I am not too sure if Yoshihiro Togashi is as big into gaming as Nobuhiro Watsuki seemed to be in his intermissions that cropped up in Rurouni Kenshin, since there were a lot of intermissions in the Jinchu arc, but he certainly does understand how to appropriately to reveal information to readers, unlike many of the writers in the manga industry now.
Seriously, if more writers in the manga industry would follow Yoshihiro’s style of doing things, fighting anime and manga would be a whole lot more enjoyable than it is today, though many series would need better fights to begin with too.
Unfortunately, things in the quality department will only get worse, much like the previous generations believes that media has become worse in a moral sense too, which I will not debate, so I guess that it will be a very long time before quality is demanded once again.
Outside of those things, I cannot really think of anything else that I particularly liked.
Because things from the previous volume were resolved, as they should have been, and one of the fights that were presented made me laugh more than it did in the anime, as well as the fact that Yoshihiro did not reveal how Kurama detected Genbu in a way that Genbu would hear, made this a fairly decent read.
Although there were things to like about this book, there are some issues.
However, aside from issues that are too minor to talk about, only one thing really bothered me.
Fortunately, that one thing exists only in this volume, at least as far as I know right now.
Much of the volume felt rather boring.
While I was not expecting things to be as great and exciting as the anime was, the way that Yoshihiro handled the chapters that appeared in the previous three volumes made me want to continue on reading and I really lost focus of my surroundings.
However, in this volume, once the fight with Rando was over, I wanted to stop reading the book right then and there.
True, it could be because Yu Yu Hakusho became more of a fighting series in the previous volume, but I really doubt that is the reason.
If I had to say what the real reason was, it was because things felt like they dragged on way too much.
For much of the time that I have been going through these chapters, I have noticed that things go at a quick, yet easy to follow, pace and I was hoping that things would continue on like that, but the moment that the Saint Beasts become a threat, it slowed down.
Yes, stories need to change between a slow and fast pace, in order to skip over unimportant details or reveal the important details, but that change in pacing should also feel natural, and the way that is handled here does not really feel that natural.
Honestly, Studio Pierrot gave the anime adaptation a more natural feel in terms of pacing than Yoshihiro had in this volume.
I am not too sure if Yoshihiro improved in this department when he started working on Hunter x Hunter, but I very disappointed in him.
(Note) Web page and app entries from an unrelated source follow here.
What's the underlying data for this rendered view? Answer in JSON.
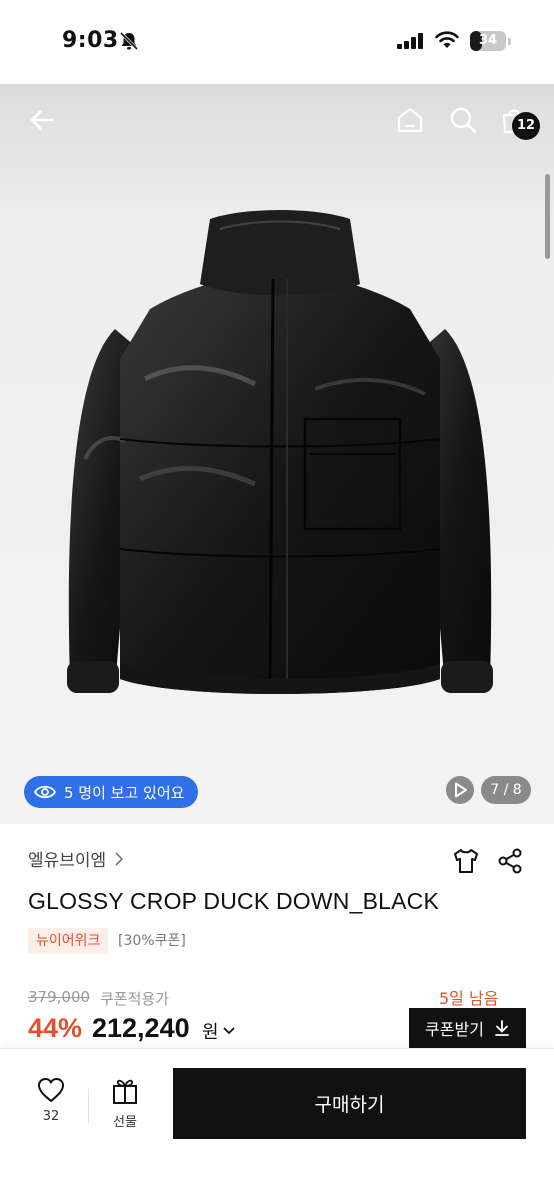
{
  "status": {
    "time": "9:03",
    "battery": "34",
    "battery_level_percent": 34
  },
  "nav": {
    "cart_count": "12"
  },
  "image": {
    "viewers_text": "5 명이 보고 있어요",
    "page_indicator": "7 / 8"
  },
  "product": {
    "brand": "엘유브이엠",
    "title": "GLOSSY CROP DUCK DOWN_BLACK",
    "tags": [
      "뉴이어위크",
      "[30%쿠폰]"
    ]
  },
  "pricing": {
    "original_price": "379,000",
    "coupon_applied_label": "쿠폰적용가",
    "days_left": "5일 남음",
    "discount": "44%",
    "price": "212,240",
    "currency": "원",
    "coupon_button": "쿠폰받기"
  },
  "bottom": {
    "likes": "32",
    "gift_label": "선물",
    "buy_label": "구매하기"
  },
  "colors": {
    "accent": "#e0522c",
    "badge_blue": "#2f6fe8",
    "black": "#111111"
  },
  "icons": [
    "back-arrow-icon",
    "home-icon",
    "search-icon",
    "shopping-bag-icon",
    "eye-icon",
    "play-icon",
    "chevron-right-icon",
    "tshirt-icon",
    "share-icon",
    "chevron-down-icon",
    "download-icon",
    "heart-icon",
    "gift-icon"
  ]
}
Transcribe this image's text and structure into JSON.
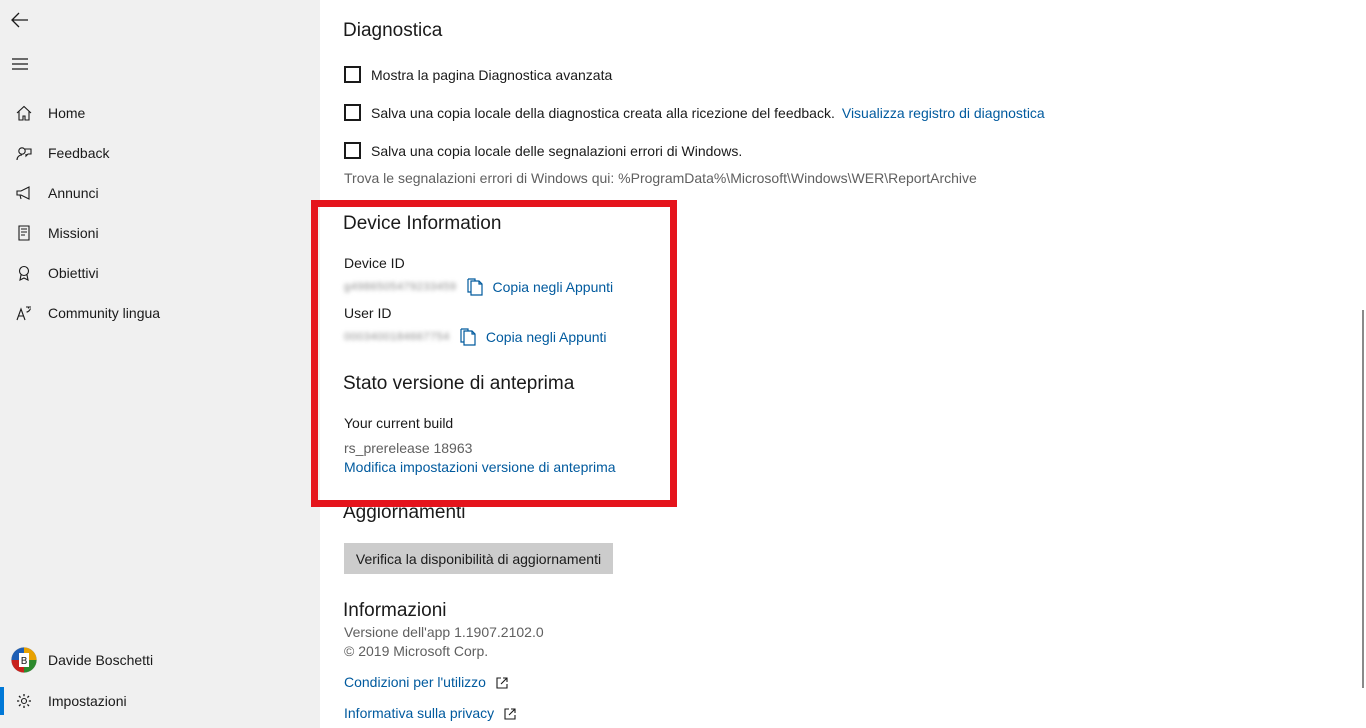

Maybe, things will improve as progress through this series, or I will get used to how Yoshihiro handles his pacing in a fighting series, but I cannot really overlook it at this point.
What happened, Yoshihiro? This is not how one keeps the writing interesting.
For now, I will keep on pressing through this series, since I doubt that what I saw in the previous volume was just a fluke, but if it keeps happening, I might as well forget reading the other volumes in this series.
While there was only one problem present in this book, the problem was bad enough to take this from being great to just being okay.
Despite the fact that there was quite a bit to like, the negative outweighed it enough to make this book only good enough to kill time.
I recommend this mainly to fans of fighting, as that was what was mostly great about this volume, though fans of Yu Yu Hakusho may find some things to like as well.
As for everyone else, it might be better to watch the anime at this point, but I would not say that it is time to throw in the towel for the manga, since the series is technically still at the beginning.
What are your thoughts on Yu Yu Hakusho Volume 4? Did you like, hate it, or, like me, just fine it okay? Was there something that you liked or hated that went unmentioned? Feel free to comment.